■ **WHAT YOU HAVE TO DO**
All of the data that follows should be retyped exactly as it appears.

■ **TASK INPUTS**
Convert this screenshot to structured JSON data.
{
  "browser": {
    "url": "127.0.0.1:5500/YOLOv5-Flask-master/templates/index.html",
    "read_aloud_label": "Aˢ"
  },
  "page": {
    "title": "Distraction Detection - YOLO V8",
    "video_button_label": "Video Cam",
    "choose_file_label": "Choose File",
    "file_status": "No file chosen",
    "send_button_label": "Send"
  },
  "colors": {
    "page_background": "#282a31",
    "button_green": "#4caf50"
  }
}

■ **SOLUTION TO THE EXERCISE**
Convert this screenshot to structured JSON data.
{
  "browser": {
    "url": "127.0.0.1:5500/YOLOv5-Flask-master/templates/index.html",
    "read_aloud_label": "Aˢ"
  },
  "page": {
    "title": "Distraction Detection - YOLO V8",
    "video_button_label": "Video Cam",
    "choose_file_label": "Choose File",
    "file_status": "No file chosen",
    "send_button_label": "Send"
  },
  "colors": {
    "page_background": "#282a31",
    "button_green": "#4caf50"
  }
}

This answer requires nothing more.